Somewhere, in a warehouse in Adelaide, as some usually sensible and sober-minded people insist, there sit bundles of Labor how-to-vote cards preferencing Nick Xenophon Team candidates for the House of Representatives in South Australia over the Liberals. In back rooms in Melbourne, the same people will tell you, there are Liberal how-to-votes that preference the Greens ahead of Labor in the embattled David Feeney’s seat of Batman, in Bob Hawke’s old seat of Wills, and in Michael Danby’s electorate of Melbourne Ports.
If one set appears on polling day, the other will be ready to hit the booths within half an hour, or so they say.
The folk telling the yarn have even come up with a suitably melodramatic name for the whole exercise: shooting the hostages.
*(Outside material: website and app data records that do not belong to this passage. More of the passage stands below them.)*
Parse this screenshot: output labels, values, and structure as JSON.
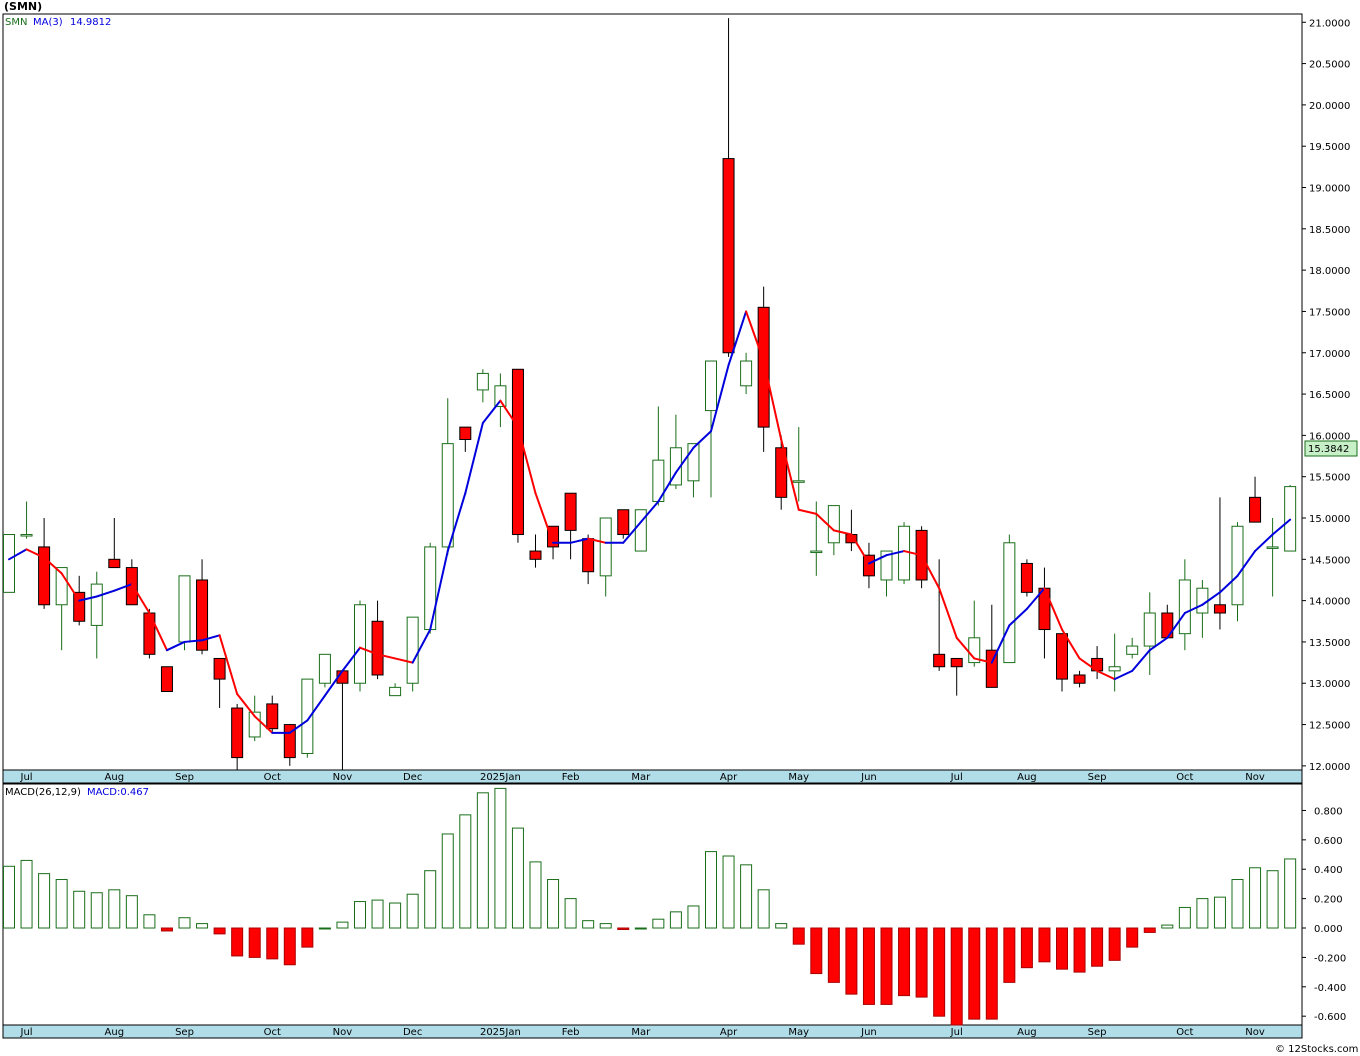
{
  "header": {
    "symbol_title": "(SMN)",
    "legend_symbol": "SMN",
    "legend_ma": "MA(3)",
    "legend_ma_value": "14.9812",
    "macd_legend": "MACD(26,12,9)",
    "macd_value_label": "MACD:0.467",
    "last_price": "15.3842",
    "footer": "© 12Stocks.com"
  },
  "colors": {
    "up": "#1a6e1a",
    "down_fill": "#ff0000",
    "ma_up": "#0000dd",
    "ma_down": "#ff0000",
    "axis_strip": "#b0dde8",
    "price_tag": "#c8f0c8",
    "grid": "#bbbbbb"
  },
  "chart_data": [
    {
      "type": "candlestick",
      "series_name": "SMN",
      "interval": "weekly",
      "y_ticks": [
        "12.0000",
        "12.5000",
        "13.0000",
        "13.5000",
        "14.0000",
        "14.5000",
        "15.0000",
        "15.5000",
        "16.0000",
        "16.5000",
        "17.0000",
        "17.5000",
        "18.0000",
        "18.5000",
        "19.0000",
        "19.5000",
        "20.0000",
        "20.5000",
        "21.0000"
      ],
      "ylim": [
        11.95,
        21.1
      ],
      "month_labels": [
        {
          "week": 1,
          "label": "Jul"
        },
        {
          "week": 6,
          "label": "Aug"
        },
        {
          "week": 10,
          "label": "Sep"
        },
        {
          "week": 15,
          "label": "Oct"
        },
        {
          "week": 19,
          "label": "Nov"
        },
        {
          "week": 23,
          "label": "Dec"
        },
        {
          "week": 28,
          "label": "2025Jan"
        },
        {
          "week": 32,
          "label": "Feb"
        },
        {
          "week": 36,
          "label": "Mar"
        },
        {
          "week": 41,
          "label": "Apr"
        },
        {
          "week": 45,
          "label": "May"
        },
        {
          "week": 49,
          "label": "Jun"
        },
        {
          "week": 54,
          "label": "Jul"
        },
        {
          "week": 58,
          "label": "Aug"
        },
        {
          "week": 62,
          "label": "Sep"
        },
        {
          "week": 67,
          "label": "Oct"
        },
        {
          "week": 71,
          "label": "Nov"
        }
      ],
      "ohlc": [
        [
          14.1,
          14.8,
          14.1,
          14.8
        ],
        [
          14.8,
          15.2,
          14.75,
          14.8
        ],
        [
          14.65,
          15.0,
          13.9,
          13.95
        ],
        [
          13.95,
          14.25,
          13.4,
          14.4
        ],
        [
          14.1,
          14.3,
          13.7,
          13.75
        ],
        [
          13.7,
          14.35,
          13.3,
          14.2
        ],
        [
          14.5,
          15.0,
          14.4,
          14.4
        ],
        [
          14.4,
          14.5,
          13.95,
          13.95
        ],
        [
          13.85,
          13.9,
          13.3,
          13.35
        ],
        [
          13.2,
          13.2,
          12.9,
          12.9
        ],
        [
          13.5,
          14.3,
          13.4,
          14.3
        ],
        [
          14.25,
          14.5,
          13.35,
          13.4
        ],
        [
          13.3,
          13.3,
          12.7,
          13.05
        ],
        [
          12.7,
          12.75,
          11.95,
          12.1
        ],
        [
          12.35,
          12.85,
          12.3,
          12.65
        ],
        [
          12.75,
          12.85,
          12.4,
          12.45
        ],
        [
          12.5,
          12.5,
          12.0,
          12.1
        ],
        [
          12.15,
          13.05,
          12.1,
          13.05
        ],
        [
          13.0,
          13.35,
          12.95,
          13.35
        ],
        [
          13.15,
          13.15,
          11.95,
          13.0
        ],
        [
          13.0,
          14.0,
          12.9,
          13.95
        ],
        [
          13.75,
          14.0,
          13.05,
          13.1
        ],
        [
          12.85,
          13.0,
          12.9,
          12.95
        ],
        [
          13.0,
          13.8,
          12.9,
          13.8
        ],
        [
          13.65,
          14.7,
          13.6,
          14.65
        ],
        [
          14.65,
          16.45,
          14.55,
          15.9
        ],
        [
          16.1,
          16.1,
          15.8,
          15.95
        ],
        [
          16.55,
          16.8,
          16.4,
          16.75
        ],
        [
          16.35,
          16.75,
          16.1,
          16.6
        ],
        [
          16.8,
          16.8,
          14.7,
          14.8
        ],
        [
          14.6,
          14.8,
          14.4,
          14.5
        ],
        [
          14.9,
          14.9,
          14.5,
          14.65
        ],
        [
          15.3,
          15.3,
          14.5,
          14.85
        ],
        [
          14.75,
          14.8,
          14.2,
          14.35
        ],
        [
          14.3,
          15.0,
          14.05,
          15.0
        ],
        [
          15.1,
          15.1,
          14.75,
          14.8
        ],
        [
          14.6,
          15.1,
          14.6,
          15.1
        ],
        [
          15.2,
          16.35,
          15.15,
          15.7
        ],
        [
          15.4,
          16.25,
          15.35,
          15.85
        ],
        [
          15.45,
          15.6,
          15.25,
          15.9
        ],
        [
          16.3,
          16.9,
          15.25,
          16.9
        ],
        [
          19.35,
          21.05,
          16.95,
          17.0
        ],
        [
          16.6,
          17.0,
          16.5,
          16.9
        ],
        [
          17.55,
          17.8,
          15.8,
          16.1
        ],
        [
          15.85,
          16.0,
          15.1,
          15.25
        ],
        [
          15.45,
          16.1,
          15.2,
          15.45
        ],
        [
          14.6,
          15.2,
          14.3,
          14.6
        ],
        [
          14.7,
          15.1,
          14.55,
          15.15
        ],
        [
          14.8,
          15.1,
          14.6,
          14.7
        ],
        [
          14.55,
          14.7,
          14.15,
          14.3
        ],
        [
          14.25,
          14.6,
          14.05,
          14.6
        ],
        [
          14.25,
          14.95,
          14.2,
          14.9
        ],
        [
          14.85,
          14.9,
          14.15,
          14.25
        ],
        [
          13.35,
          14.5,
          13.15,
          13.2
        ],
        [
          13.3,
          13.3,
          12.85,
          13.2
        ],
        [
          13.25,
          14.0,
          13.2,
          13.55
        ],
        [
          13.4,
          13.95,
          12.95,
          12.95
        ],
        [
          13.25,
          14.8,
          13.25,
          14.7
        ],
        [
          14.45,
          14.5,
          14.05,
          14.1
        ],
        [
          14.15,
          14.4,
          13.3,
          13.65
        ],
        [
          13.6,
          13.6,
          12.9,
          13.05
        ],
        [
          13.1,
          13.15,
          12.95,
          13.0
        ],
        [
          13.3,
          13.45,
          13.05,
          13.15
        ],
        [
          13.15,
          13.6,
          12.9,
          13.2
        ],
        [
          13.35,
          13.55,
          13.3,
          13.45
        ],
        [
          13.45,
          14.1,
          13.1,
          13.85
        ],
        [
          13.85,
          13.95,
          13.55,
          13.55
        ],
        [
          13.6,
          14.5,
          13.4,
          14.25
        ],
        [
          13.85,
          14.25,
          13.55,
          14.15
        ],
        [
          13.95,
          15.25,
          13.65,
          13.85
        ],
        [
          13.95,
          14.95,
          13.75,
          14.9
        ],
        [
          15.25,
          15.5,
          15.0,
          14.95
        ],
        [
          14.65,
          15.0,
          14.05,
          14.65
        ],
        [
          14.6,
          15.4,
          14.6,
          15.38
        ]
      ],
      "ma3": [
        14.5,
        14.62,
        14.52,
        14.33,
        14.0,
        14.05,
        14.12,
        14.2,
        13.85,
        13.4,
        13.5,
        13.52,
        13.58,
        12.87,
        12.6,
        12.4,
        12.4,
        12.55,
        12.85,
        13.15,
        13.43,
        13.35,
        13.3,
        13.25,
        13.65,
        14.6,
        15.3,
        16.15,
        16.42,
        16.1,
        15.3,
        14.7,
        14.7,
        14.75,
        14.7,
        14.7,
        14.95,
        15.2,
        15.55,
        15.85,
        16.05,
        16.85,
        17.5,
        16.9,
        15.95,
        15.1,
        15.05,
        14.85,
        14.8,
        14.45,
        14.55,
        14.6,
        14.55,
        14.15,
        13.55,
        13.3,
        13.25,
        13.7,
        13.9,
        14.15,
        13.65,
        13.3,
        13.15,
        13.05,
        13.15,
        13.4,
        13.55,
        13.85,
        13.95,
        14.1,
        14.3,
        14.6,
        14.8,
        14.98
      ],
      "last_price": 15.3842
    },
    {
      "type": "bar",
      "series_name": "MACD(26,12,9)",
      "y_ticks": [
        "-0.600",
        "-0.400",
        "-0.200",
        "0.000",
        "0.200",
        "0.400",
        "0.600",
        "0.800"
      ],
      "ylim": [
        -0.66,
        0.98
      ],
      "values": [
        0.42,
        0.46,
        0.37,
        0.33,
        0.25,
        0.24,
        0.26,
        0.22,
        0.09,
        -0.02,
        0.07,
        0.03,
        -0.04,
        -0.19,
        -0.2,
        -0.21,
        -0.25,
        -0.13,
        0.0,
        0.04,
        0.18,
        0.19,
        0.17,
        0.23,
        0.39,
        0.64,
        0.77,
        0.92,
        0.95,
        0.68,
        0.45,
        0.33,
        0.2,
        0.05,
        0.03,
        -0.01,
        0.0,
        0.06,
        0.11,
        0.15,
        0.52,
        0.49,
        0.43,
        0.26,
        0.03,
        -0.11,
        -0.31,
        -0.37,
        -0.45,
        -0.52,
        -0.52,
        -0.46,
        -0.47,
        -0.6,
        -0.66,
        -0.62,
        -0.62,
        -0.37,
        -0.27,
        -0.23,
        -0.28,
        -0.3,
        -0.26,
        -0.22,
        -0.13,
        -0.03,
        0.02,
        0.14,
        0.2,
        0.21,
        0.33,
        0.41,
        0.39,
        0.47
      ],
      "last_value": 0.467
    }
  ]
}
For all the Prime Minister’s talk of most exciting times, the government’s campaign has failed to engage the electorate’s imagination. Bill Shorten’s attempts to sound like a statesman have come across more like initial sessions with an autocue. He’s got the words out without any eye flicker, but barely managed any modulation in his voice as he has been too engaged in the effort of everything else. What he has said doesn’t bear too close an examination, either. Much of it has either been platitudes or porkies of “the dog eat my homework” standard.
Both parties are bracing for a backlash. A backlash of a most extraordinary kind. The Coalition is terrified Tony Windsor and Rob Oakeshott will be rehabilitated. That’s two seats down.
Labor is terrified of the Furry Friends. One Green in the lower house is a novelty. Two starts to set a pattern. Three doesn’t bear thinking about.
And then there’s South Australia, where the mood of the electorate is as rational as the economic policies its state governments have pursued for the past half-century.
Some of the opposition leader’s inner circle may have already privately conceded defeat and decided to position themselves early before the recriminations begin. But there is no certainty for the government, despite displays of quiet confidence.
A hung parliament remains a real possibility. Shooting the hostages might be the only comfort the major parties have.